In commemoration of the 100th anniversary of a historic vote held in the New Jersey Legislature, Speaker Craig Coughlin (D-Middlesex) called for a ceremonial vote in the Assembly on Monday. Assembly members symbolically voted in support of the 19th Amendment through a resolution (ACR-127/SCR-39) commemorating its passage a century ago.

The 19th Amendment, granting women the right to vote in America, was ratified in New Jersey on February 9, 1920 and became national law just a little over six months later. Three-fourths of all states must ratify a Constitutional amendment for it to become law, and New Jersey was the 29th state to do so.

Not only do women now comprise a substantial portion of voters in our state, but present-day residents are represented by dozens of women lawmakers in the State Legislature – many of whom participated in Monday’s ceremonial vote.

“Our state has come a long way since that historic vote one hundred years ago,” said Speaker Coughlin. “The Assembly wanted to honor that historic moment and its impact on the women throughout our country.

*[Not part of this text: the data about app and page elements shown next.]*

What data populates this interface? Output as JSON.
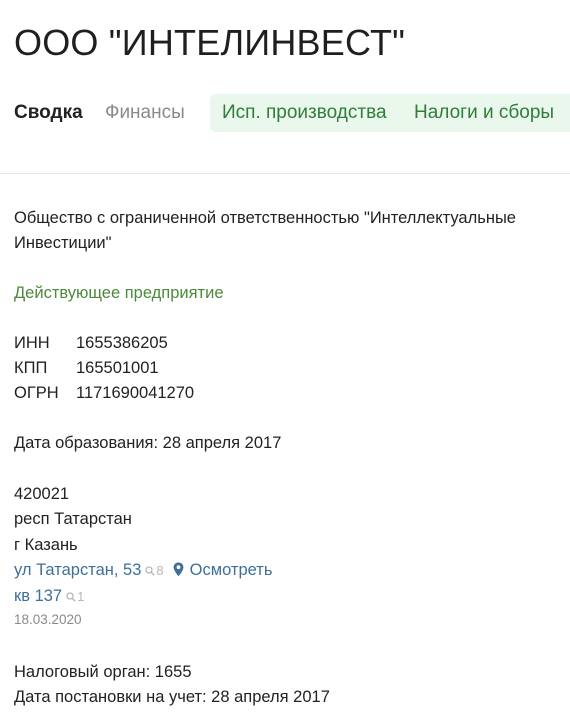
{
  "company": {
    "title": "ООО \"ИНТЕЛИНВЕСТ\"",
    "full_name": "Общество с ограниченной ответственностью \"Интеллектуальные Инвестиции\"",
    "status": "Действующее предприятие"
  },
  "tabs": [
    {
      "label": "Сводка"
    },
    {
      "label": "Финансы"
    },
    {
      "label": "Исп. производства"
    },
    {
      "label": "Налоги и сборы"
    }
  ],
  "identifiers": [
    {
      "label": "ИНН",
      "value": "1655386205"
    },
    {
      "label": "КПП",
      "value": "165501001"
    },
    {
      "label": "ОГРН",
      "value": "1171690041270"
    }
  ],
  "registration_date": "Дата образования: 28 апреля 2017",
  "address": {
    "postal_code": "420021",
    "region": "респ Татарстан",
    "city": "г Казань",
    "street": "ул Татарстан, 53",
    "street_count": "8",
    "view_label": "Осмотреть",
    "apartment": "кв 137",
    "apartment_count": "1",
    "updated": "18.03.2020"
  },
  "tax": {
    "office": "Налоговый орган: 1655",
    "registered": "Дата постановки на учет: 28 апреля 2017"
  },
  "colors": {
    "green_status": "#4a8a3a",
    "green_tab_bg": "#e9f7ec",
    "link_blue": "#3d6f9a"
  },
  "icons": {
    "search": "magnifier-icon",
    "location": "map-pin-icon"
  }
}
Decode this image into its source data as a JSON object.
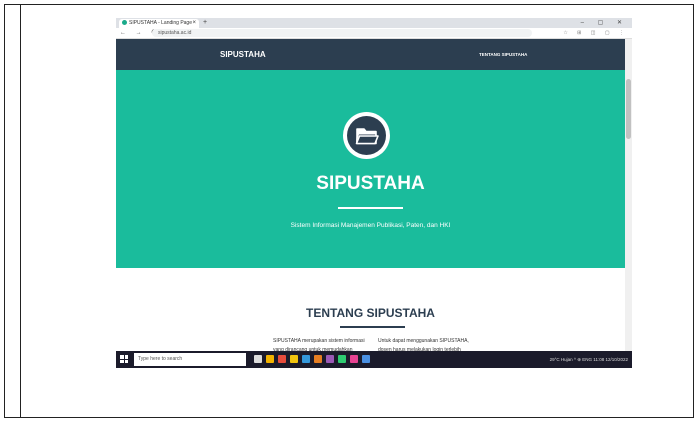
{
  "browser": {
    "tab_title": "SIPUSTAHA - Landing Page",
    "tab_close": "×",
    "new_tab": "+",
    "window_controls": "– ▢ ✕",
    "nav_controls": "← → C",
    "url": "sipustaha.ac.id",
    "extension_icons": "☆ ⊞ ◫ ▢ ⋮"
  },
  "site": {
    "brand": "SIPUSTAHA",
    "nav_link": "TENTANG SIPUSTAHA"
  },
  "hero": {
    "title": "SIPUSTAHA",
    "subtitle": "Sistem Informasi Manajemen Publikasi, Paten, dan HKI",
    "logo_icon": "folder-icon"
  },
  "about": {
    "title": "TENTANG SIPUSTAHA",
    "col1": "SIPUSTAHA merupakan sistem informasi yang dirancang untuk memudahkan dosen dalam menyimpan data-data publikasi, paten, dan HKI",
    "col2": "Untuk dapat menggunakan SIPUSTAHA, dosen harus melakukan login terlebih dahulu. Silahkan klik tombol login di bawah untuk melakukan login."
  },
  "taskbar": {
    "search_placeholder": "Type here to search",
    "tray_text": "29°C Hujan  ^  ⊕ ENG  11:08  12/10/2022"
  },
  "colors": {
    "navbar": "#2c3e50",
    "hero": "#1abc9c",
    "taskbar": "#1b1b2b"
  }
}
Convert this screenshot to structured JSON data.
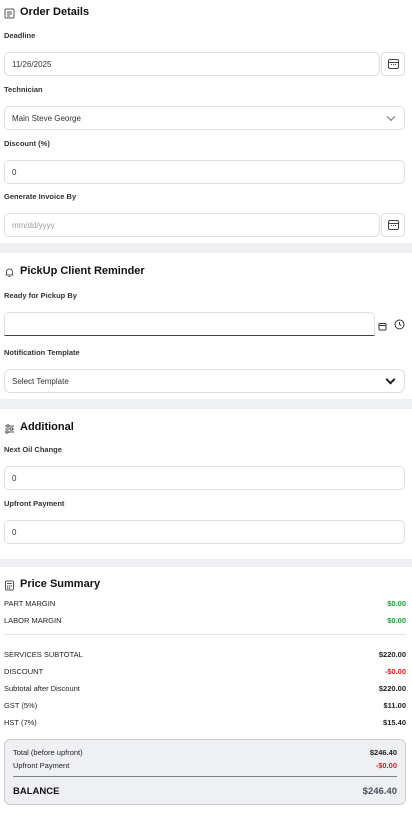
{
  "order_details": {
    "title": "Order Details",
    "icon": "document-icon",
    "deadline": {
      "label": "Deadline",
      "value": "11/26/2025"
    },
    "technician": {
      "label": "Technician",
      "value": "Main Steve  George"
    },
    "discount": {
      "label": "Discount (%)",
      "value": "0"
    },
    "invoice": {
      "label": "Generate Invoice By",
      "placeholder": "mm/dd/yyyy"
    }
  },
  "pickup": {
    "title": "PickUp Client Reminder",
    "icon": "bell-icon",
    "ready": {
      "label": "Ready for Pickup By",
      "value": ""
    },
    "template": {
      "label": "Notification Template",
      "value": "Select Template"
    }
  },
  "additional": {
    "title": "Additional",
    "icon": "sliders-icon",
    "oil": {
      "label": "Next Oil Change",
      "value": "0"
    },
    "upfront": {
      "label": "Upfront Payment",
      "value": "0"
    }
  },
  "price_summary": {
    "title": "Price Summary",
    "icon": "calculator-icon",
    "part_margin": {
      "label": "PART MARGIN",
      "value": "$0.00"
    },
    "labor_margin": {
      "label": "LABOR MARGIN",
      "value": "$0.00"
    },
    "services_subtotal": {
      "label": "SERVICES SUBTOTAL",
      "value": "$220.00"
    },
    "discount": {
      "label": "DISCOUNT",
      "value": "-$0.00"
    },
    "after_discount": {
      "label": "Subtotal after Discount",
      "value": "$220.00"
    },
    "gst": {
      "label": "GST (5%)",
      "value": "$11.00"
    },
    "hst": {
      "label": "HST (7%)",
      "value": "$15.40"
    },
    "total_before": {
      "label": "Total (before upfront)",
      "value": "$246.40"
    },
    "upfront": {
      "label": "Upfront Payment",
      "value": "-$0.00"
    },
    "balance": {
      "label": "BALANCE",
      "value": "$246.40"
    }
  },
  "colors": {
    "positive": "#1e9b3a",
    "negative": "#d32020",
    "page_bg": "#eef0f3"
  }
}
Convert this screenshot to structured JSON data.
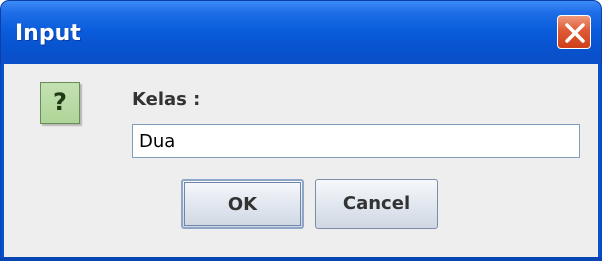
{
  "window": {
    "title": "Input",
    "close_icon": "close-x-icon",
    "accent_color": "#0a5ddc",
    "close_color": "#de5a35"
  },
  "dialog": {
    "icon": "question-icon",
    "icon_glyph": "?",
    "prompt_label": "Kelas :",
    "input_value": "Dua",
    "ok_label": "OK",
    "cancel_label": "Cancel"
  }
}
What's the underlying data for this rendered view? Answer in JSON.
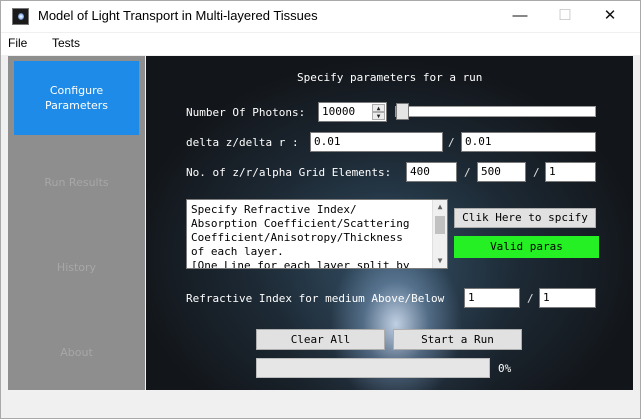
{
  "window": {
    "title": "Model of Light Transport in Multi-layered Tissues",
    "minimize_glyph": "—",
    "maximize_glyph": "☐",
    "close_glyph": "✕"
  },
  "menu": [
    "File",
    "Tests"
  ],
  "nav": {
    "items": [
      "Configure\nParameters",
      "Run Results",
      "History",
      "About"
    ],
    "active_index": 0
  },
  "form": {
    "heading": "Specify parameters for a run",
    "photons": {
      "label": "Number Of Photons:",
      "value": "10000",
      "slider_fraction": 0
    },
    "delta": {
      "label": "delta z/delta r :",
      "dz": "0.01",
      "dr": "0.01"
    },
    "grid": {
      "label": "No. of z/r/alpha Grid Elements:",
      "z": "400",
      "r": "500",
      "alpha": "1"
    },
    "layers_text": "Specify Refractive Index/\nAbsorption Coefficient/Scattering\nCoefficient/Anisotropy/Thickness\nof each layer.\n[One Line for each layer split by",
    "spec_button": "Clik Here to spcify",
    "valid_label": "Valid paras",
    "medium": {
      "label": "Refractive Index for medium Above/Below",
      "above": "1",
      "below": "1"
    },
    "clear_button": "Clear All",
    "start_button": "Start a Run",
    "progress": {
      "value": 0,
      "text": "0%"
    },
    "separator": "/"
  },
  "colors": {
    "nav_active": "#1f8be8",
    "nav_bg": "#8e8e8e",
    "valid": "#24f023",
    "panel_dark": "#1c2833"
  }
}
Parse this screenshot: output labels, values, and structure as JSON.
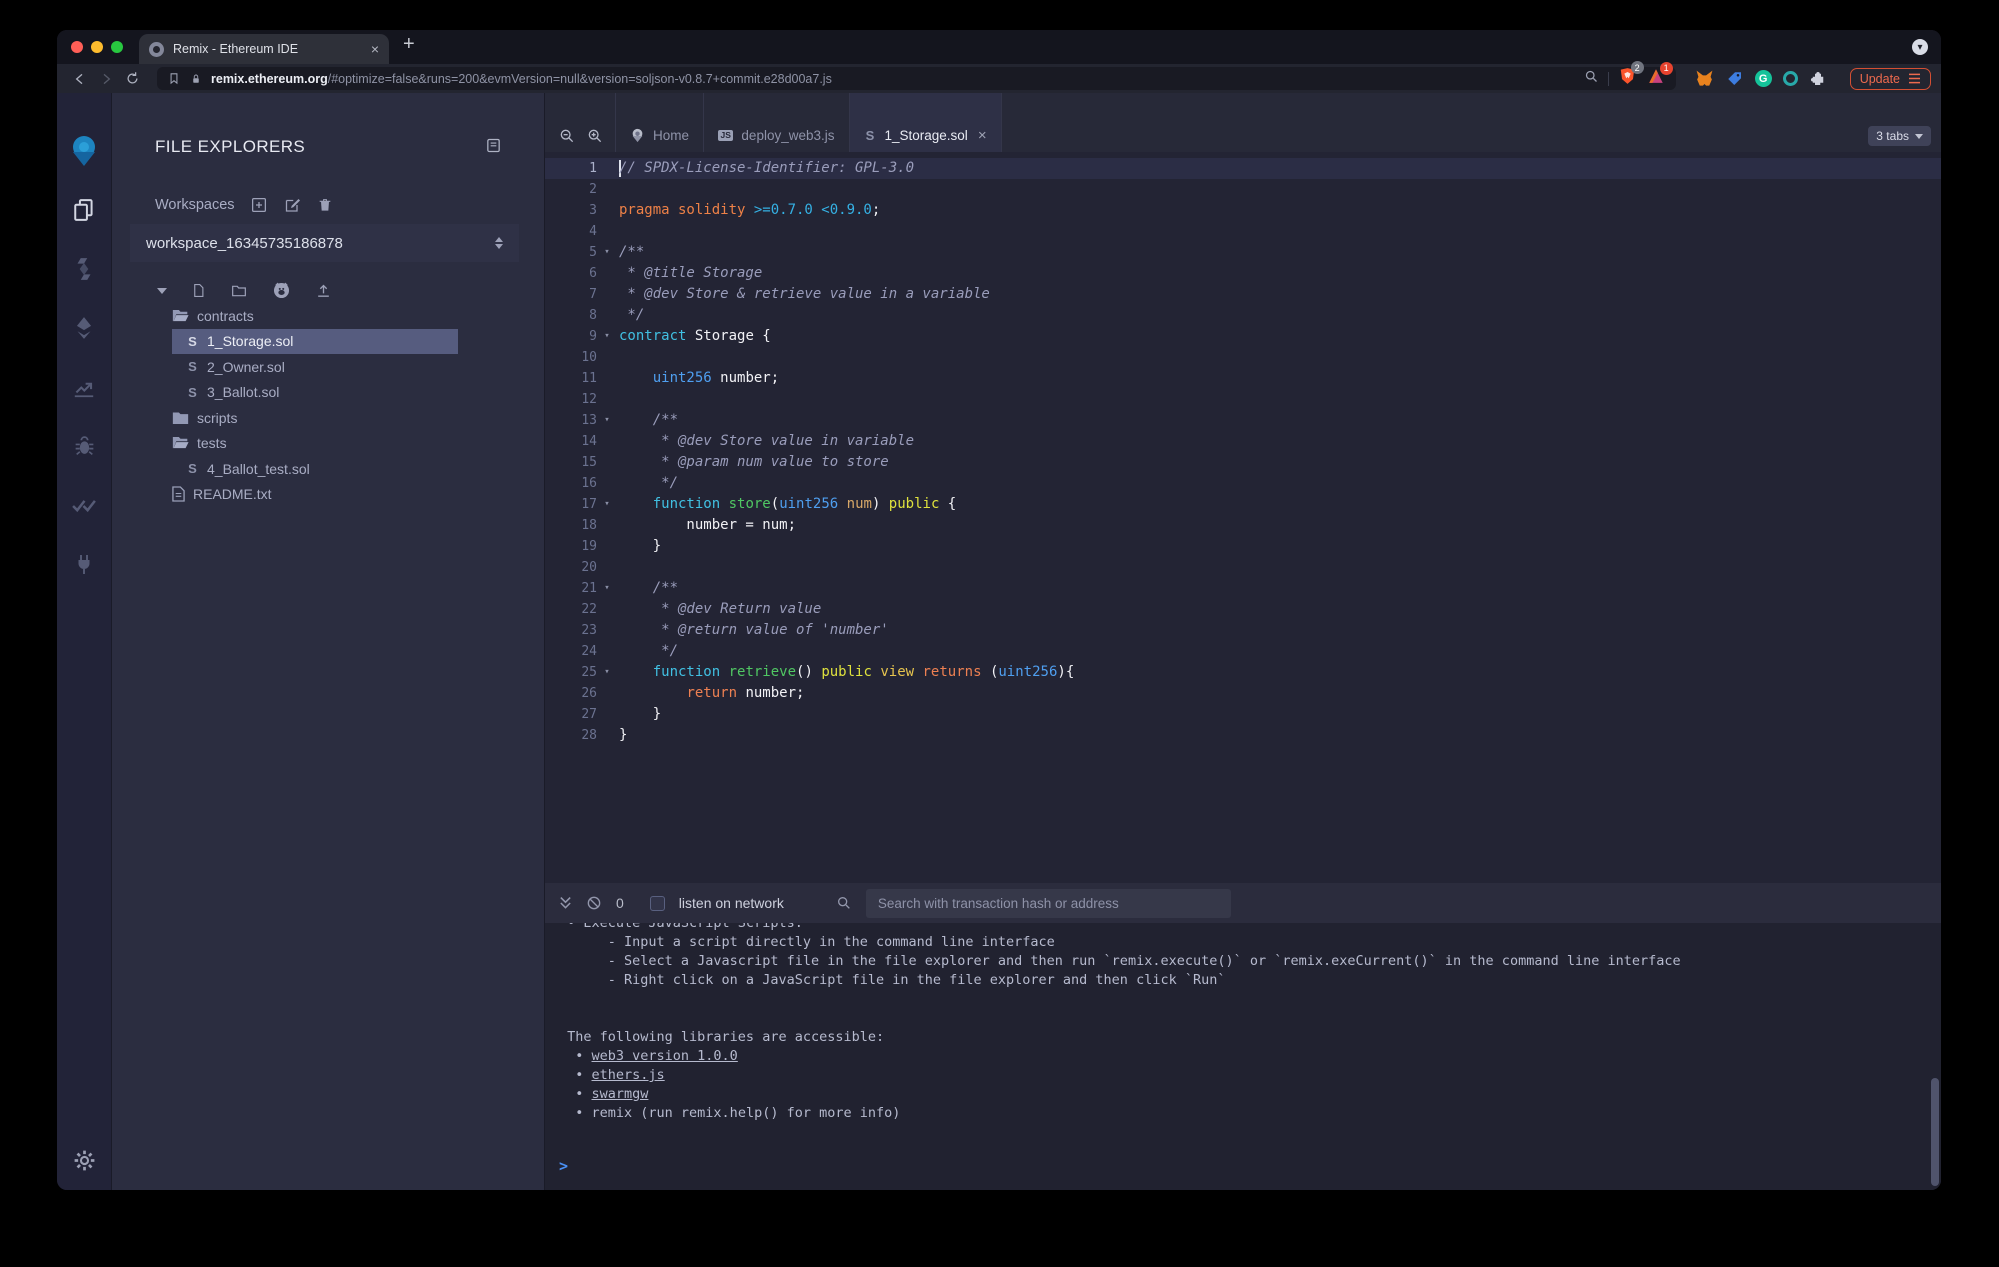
{
  "browser": {
    "tab_title": "Remix - Ethereum IDE",
    "new_tab_glyph": "+",
    "close_glyph": "×",
    "url_host": "remix.ethereum.org",
    "url_path": "/#optimize=false&runs=200&evmVersion=null&version=soljson-v0.8.7+commit.e28d00a7.js",
    "shield_badge": "2",
    "blocker_badge": "1",
    "update_label": "Update"
  },
  "rail": {
    "items": [
      "remix-home",
      "file-explorer",
      "solidity-compiler",
      "deploy-and-run",
      "static-analysis",
      "debugger",
      "solidity-unit-testing",
      "plugin-manager",
      "settings"
    ]
  },
  "explorer": {
    "title": "FILE EXPLORERS",
    "workspaces_label": "Workspaces",
    "workspace_name": "workspace_16345735186878",
    "tree": [
      {
        "type": "folder-open",
        "label": "contracts",
        "indent": 0
      },
      {
        "type": "sol",
        "label": "1_Storage.sol",
        "indent": 1,
        "selected": true
      },
      {
        "type": "sol",
        "label": "2_Owner.sol",
        "indent": 1
      },
      {
        "type": "sol",
        "label": "3_Ballot.sol",
        "indent": 1
      },
      {
        "type": "folder-closed",
        "label": "scripts",
        "indent": 0
      },
      {
        "type": "folder-open",
        "label": "tests",
        "indent": 0
      },
      {
        "type": "sol",
        "label": "4_Ballot_test.sol",
        "indent": 1
      },
      {
        "type": "file",
        "label": "README.txt",
        "indent": 0
      }
    ]
  },
  "editor": {
    "tabs": [
      {
        "label": "Home",
        "icon": "remix",
        "active": false,
        "closable": false
      },
      {
        "label": "deploy_web3.js",
        "icon": "js",
        "active": false,
        "closable": false
      },
      {
        "label": "1_Storage.sol",
        "icon": "sol",
        "active": true,
        "closable": true
      }
    ],
    "tabs_badge": "3 tabs",
    "current_line": 1,
    "fold_lines": [
      5,
      9,
      13,
      17,
      21,
      25
    ],
    "code_lines": [
      [
        [
          "c",
          "// SPDX-License-Identifier: GPL-3.0"
        ]
      ],
      [],
      [
        [
          "o",
          "pragma solidity "
        ],
        [
          "n",
          ">=0.7.0 <0.9.0"
        ],
        [
          "w",
          ";"
        ]
      ],
      [],
      [
        [
          "c",
          "/**"
        ]
      ],
      [
        [
          "c",
          " * @title Storage"
        ]
      ],
      [
        [
          "c",
          " * @dev Store & retrieve value in a variable"
        ]
      ],
      [
        [
          "c",
          " */"
        ]
      ],
      [
        [
          "k",
          "contract"
        ],
        [
          "w",
          " Storage {"
        ]
      ],
      [],
      [
        [
          "w",
          "    "
        ],
        [
          "t",
          "uint256"
        ],
        [
          "w",
          " number;"
        ]
      ],
      [],
      [
        [
          "w",
          "    "
        ],
        [
          "c",
          "/**"
        ]
      ],
      [
        [
          "c",
          "     * @dev Store value in variable"
        ]
      ],
      [
        [
          "c",
          "     * @param num value to store"
        ]
      ],
      [
        [
          "c",
          "     */"
        ]
      ],
      [
        [
          "w",
          "    "
        ],
        [
          "k",
          "function"
        ],
        [
          "w",
          " "
        ],
        [
          "f",
          "store"
        ],
        [
          "w",
          "("
        ],
        [
          "t",
          "uint256"
        ],
        [
          "w",
          " "
        ],
        [
          "p",
          "num"
        ],
        [
          "w",
          ") "
        ],
        [
          "y",
          "public"
        ],
        [
          "w",
          " {"
        ]
      ],
      [
        [
          "w",
          "        number = num;"
        ]
      ],
      [
        [
          "w",
          "    }"
        ]
      ],
      [],
      [
        [
          "w",
          "    "
        ],
        [
          "c",
          "/**"
        ]
      ],
      [
        [
          "c",
          "     * @dev Return value"
        ]
      ],
      [
        [
          "c",
          "     * @return value of 'number'"
        ]
      ],
      [
        [
          "c",
          "     */"
        ]
      ],
      [
        [
          "w",
          "    "
        ],
        [
          "k",
          "function"
        ],
        [
          "w",
          " "
        ],
        [
          "f",
          "retrieve"
        ],
        [
          "w",
          "() "
        ],
        [
          "y",
          "public"
        ],
        [
          "w",
          " "
        ],
        [
          "g",
          "view"
        ],
        [
          "w",
          " "
        ],
        [
          "r",
          "returns"
        ],
        [
          "w",
          " ("
        ],
        [
          "t",
          "uint256"
        ],
        [
          "w",
          "){"
        ]
      ],
      [
        [
          "w",
          "        "
        ],
        [
          "r",
          "return"
        ],
        [
          "w",
          " number;"
        ]
      ],
      [
        [
          "w",
          "    }"
        ]
      ],
      [
        [
          "w",
          "}"
        ]
      ]
    ]
  },
  "terminal": {
    "count": "0",
    "listen_label": "listen on network",
    "search_placeholder": "Search with transaction hash or address",
    "clipped_line": " • Execute JavaScript Scripts:",
    "tips": [
      "      - Input a script directly in the command line interface",
      "      - Select a Javascript file in the file explorer and then run `remix.execute()` or `remix.exeCurrent()` in the command line interface",
      "      - Right click on a JavaScript file in the file explorer and then click `Run`"
    ],
    "libraries_intro": " The following libraries are accessible:",
    "libraries": [
      {
        "bullet": "  • ",
        "label": "web3 version 1.0.0",
        "link": true
      },
      {
        "bullet": "  • ",
        "label": "ethers.js",
        "link": true
      },
      {
        "bullet": "  • ",
        "label": "swarmgw",
        "link": true
      },
      {
        "bullet": "  • ",
        "label": "remix (run remix.help() for more info)",
        "link": false
      }
    ],
    "prompt": ">"
  },
  "colors": {
    "background": "#000000",
    "remix_body": "#222336",
    "panel": "#2b2d40",
    "editor_bg": "#232434",
    "selected_row": "#565c7f",
    "update_button": "#ee6a4e",
    "brave_shield": "#fb542b",
    "syntax_comment": "#9a9dbb",
    "syntax_keyword_orange": "#ee8147",
    "syntax_keyword_cyan": "#41c0e2",
    "syntax_type_blue": "#4f9ff0",
    "syntax_function_green": "#50c763",
    "syntax_public_yellow": "#dfe23d",
    "syntax_returns_orange": "#ed8052",
    "terminal_prompt_blue": "#4a90f4"
  }
}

On days like this, it’s important to remember the efforts of the suffragists who courageously and persistently fought for the equality women deserved.”

Some of the notable New Jersey suffragists who helped advocate for voting rights were Antoinette Brown Blackwell and Alice Paul. Blackwell was one of the first suffragists in New Jersey to vote in the 1920 presidential election, while the first annual “Alice Paul Day” – as designated by a legislative resolution – was just celebrated on January 11.

“We must and will continue to pass legislation addressing the issues that affect women throughout our state,” said Speaker Coughlin. “During the previous legislative session, we passed bills to improve pay equity, maternal health outcomes, family planning services, workplace protections and more on behalf of women – and we won’t stop there. Today was a way to honor history and renew our commitment to equality in New Jersey.”